The weekend finds me nestled in a friend’s home in Goodyear, Arizona. April has graciously allowed some time away to study and write my dissertation proposal that I’ll submit in the next few weeks. I’m tired after a fruitful season of ministry in 2022 and a joyous Easter. But I’m excited to be surrounded by my books and articles. The sheer smell of the pages enlivens the mind. How I miss uninterrupted hours just to read. And think. And write.
I came across one proposal (I’m reading a bunch of old ones to make sure my apples don’t fall to far from the tree) that syphoned off some wisdom from Thom Rainer. Every preacher knows Thom and his great work largely targeted to ‘normal’ pastors (200 members or less). And if they don’t they should. He wrote a book some years ago entitled, Autopsy of a Deceased Church. Thom said there’s essentially 4 factors that proved significant in the closing of most churches. As I read through these I thought about the churches I’ve witnessed fail. And how I truly will pray for Southwest Church, where April and I are stationed, that we will watch out for these red flags:

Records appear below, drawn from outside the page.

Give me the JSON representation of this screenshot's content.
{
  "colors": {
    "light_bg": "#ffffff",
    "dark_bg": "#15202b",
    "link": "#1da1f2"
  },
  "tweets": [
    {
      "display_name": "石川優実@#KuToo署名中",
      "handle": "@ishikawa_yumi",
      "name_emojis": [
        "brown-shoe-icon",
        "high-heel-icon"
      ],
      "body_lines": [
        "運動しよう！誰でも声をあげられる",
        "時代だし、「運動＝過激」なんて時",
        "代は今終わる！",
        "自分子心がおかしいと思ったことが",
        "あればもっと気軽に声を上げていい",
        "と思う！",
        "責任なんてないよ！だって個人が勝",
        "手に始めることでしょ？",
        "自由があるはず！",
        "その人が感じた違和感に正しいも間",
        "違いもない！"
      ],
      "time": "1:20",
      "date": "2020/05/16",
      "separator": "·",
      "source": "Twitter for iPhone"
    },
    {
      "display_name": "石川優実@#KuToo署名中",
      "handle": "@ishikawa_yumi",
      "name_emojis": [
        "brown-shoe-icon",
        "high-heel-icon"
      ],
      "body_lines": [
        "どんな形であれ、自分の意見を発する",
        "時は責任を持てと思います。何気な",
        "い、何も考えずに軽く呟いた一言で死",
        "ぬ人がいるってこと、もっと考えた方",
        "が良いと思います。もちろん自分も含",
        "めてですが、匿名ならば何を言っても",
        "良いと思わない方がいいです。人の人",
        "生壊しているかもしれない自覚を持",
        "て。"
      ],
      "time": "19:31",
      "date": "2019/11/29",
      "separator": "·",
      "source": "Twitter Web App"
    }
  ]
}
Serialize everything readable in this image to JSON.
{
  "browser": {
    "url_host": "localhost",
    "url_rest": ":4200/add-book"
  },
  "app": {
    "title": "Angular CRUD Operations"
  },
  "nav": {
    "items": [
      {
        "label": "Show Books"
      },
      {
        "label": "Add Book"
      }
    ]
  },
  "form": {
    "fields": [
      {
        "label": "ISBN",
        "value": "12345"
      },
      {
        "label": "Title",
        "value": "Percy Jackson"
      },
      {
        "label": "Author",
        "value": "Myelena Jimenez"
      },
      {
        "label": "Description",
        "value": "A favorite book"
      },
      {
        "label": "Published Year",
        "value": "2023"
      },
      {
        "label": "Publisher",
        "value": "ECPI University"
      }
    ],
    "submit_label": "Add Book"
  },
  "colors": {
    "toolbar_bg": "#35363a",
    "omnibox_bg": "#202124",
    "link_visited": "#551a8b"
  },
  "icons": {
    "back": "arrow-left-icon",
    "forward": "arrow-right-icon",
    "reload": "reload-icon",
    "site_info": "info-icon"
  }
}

- “The Past Is the Hero.” Necessity is the mother of invention they say. And sometimes we hold on to inventions that were great for the generation in which they were innovated but may not be so great for the generation we are in now. The old church used to say, “Be anchored to the rock but geared to the times.” Jesus Himself warned us about new wine in old wineskins. A reluctance to change is often an acceptance of decline. What happens here is that a congregation’s memory of the past becomes an idol that they’re unwilling to move away from or even consider new ways of doing things in order to achieve the same purpose. We can’t forget the past. Because if we do we’ll never understand where we’re going. But what got us ‘here’ doesn’t necessarily get us ‘there.’
- “The Church Refused to Look Like the Community.” The Christian movement was sparked by empathy. Ours is a tradition of peasants who crossed their racial, socioeconomic, and political barriers to follow a Jewish carpenter from Nazareth. We were nutzoid’s by definition in the Roman Empire in our first few decades of existence. But empathy and love put the Romans on alert that there was a new way to do life — the Gospel. Saying all that to say, this empathy drew EVERYONE to the fold of Christ. Not just people who looked like ‘we looked.’ Given the cultural moment, now more than ever the local church ought to care deeply about the problems real people in the real community have and show the empathy and love of Jesus. I pray Southwest will continue to increasingly reflect the Valley she’s nestled in.
- “The Church rarely prayed together.” Late last year our church called a Sunday night prayer meeting. I’m not sure there were even 70 of us. But it remains the best night of the year. We prayed. And wept. And encouraged one another. And that was it. Sadly we’ve not done nearly enough of that. Prayer is THE essential rhythm of the corporate worship experience. And it is often neglected in today’s evangelical circles. And when there is no prayer, no wonder there is not much power either. The fires just dwindle.
- “The Budget Moved Inwardly.” This one is hard for me to hear. But it’s true nonetheless. As churches go through hard seasons resources, that are already low, tend to be directed to the pain points as opposed to the gospel points. Sure those lines can sometimes by blurred. But often the discussion is lacking meaning there’s an assumption that it’s okay to direct all of God’s money towards ‘us’ instead of towards ‘them.’
Thanks Thom for the continued good word. And thanks Southwest for being a church that has carefully withstood these temptations. May we only thrive all the more as the future wears on.